This is an article from the Oct. 1, 2012 issue
The Texans' All-Pro running back—"an aspiring human being," according to his Twitter profile—is as provocative as he is productive.
DAN PATRICK:Why don't the Texans get more attention?
ARIAN FOSTER: Houston isn't a big media market. If we had the same team in New York, we would get more.
DP:Is it because you're in Texas and it's a Cowboys state?
AF: That's a very suggestive question.
DP:Who's the best football team in Texas?
AF: I'm going to have to go with the Houston Texans.
DP:Who's the best running back in the NFL?
AF: That's another suggestive question. It's all up to your interpretation.
DP:I'm asking you.
AF: Personally, I think you should always feel like you're the best at what you do.
DP:How important is Twitter to you?
AF: It's a good outlet to reach the fans. To get people to understand you and know you on a personal level without [doing] interviews. It's a good way to talk to people that you wouldn't normally talk to.
DP:Have you ever regretted a tweet?
AF: I don't really regret any of my tweets. That's how I was feeling at the moment. There's nothing you can do. You can't take it back.
DP:Have you tweeted about the replacement officials?
AF: I have not.
DP:How do you think they're doing?
AF: They're doing the best they can. It's a new game to them. As a player, there's not much you can do about a call. You're not going to get any calls changed.
DP:Do you play any differently with replacement officials on the field?
AF: You can't. You have to play the game you know how to play. I'm not really a big fan of the new defensive pass interference calls. Even last year [with the rule banning] some of the helmet-to-helmet hits. Football was always a very physical and gladiatoresque sport. I feel like [the rules have] kind of taken away some of the game.
DP:You want the game to be even more physical?
AF: That's why I fell in love with the game in the first place. I used to watch highlights of Ronnie Lott and Rod Woodson. [Some hits] kind of got taken away—and rightfully so for player safety. I just like that football.
DP:Would you rather have seven great seasons with lots of carries or 10 good seasons with fewer carries?
AF: I'm always going to lean toward great. It depends what offensive system you're in. Some systems like to run the ball, some don't. [The NFL is] leaning more toward a passing league. But when it really comes down to it, it's always going to be about running the ball. You look at the elite passing teams last year, a lot of them didn't make it out of the playoffs. I always view running backs as the stepchildren of the offense. We're kind of just there. We have to be there.
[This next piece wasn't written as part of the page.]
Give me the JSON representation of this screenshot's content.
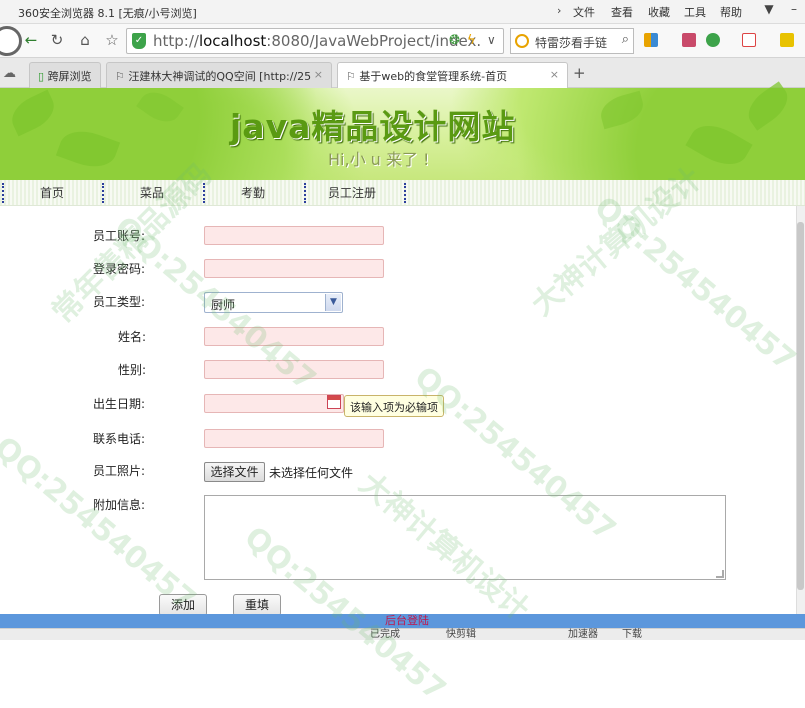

DP:If you have to gain two yards, who is the defensive player you don't want to see in the hole?
AF: I don't want to see anybody in the hole.
Former Steeler and current NBC analyst Hines Ward said he would play aggressively under the replacement refs. "You have to force the officials to start [making calls]," Ward told me. "I'm head-slapping and doing whatever it takes to get off the line of scrimmage." ... I asked Red Sox manager Bobby Valentine if he thought he had a World Series team in April. "We had the talent," Valentine said, "[but] midway through the season there was a feeling that maybe this wasn't a group that fit together very well." ... Notre Dame coach Brian Kelly said he doesn't talk much about history on the recruiting trail. "The younger kids don't know Joe Montana or Joe Theismann," Kelly told me. "They think Dr. Lou [Lou Holtz's alter ego on ESPN] is really a doctor. They don't know that he coached at Notre Dame." ... Michigan coach Brady Hoke once worked for Jack Harbaugh, father of Jim and John, and says there's one Harbaugh you don't mess with. "Jackie, the mother, probably knows [football] better than any of them," Hoke told me. "You didn't want one of your guys to mess up, because you're going to get a finger in your chest [from Jackie]."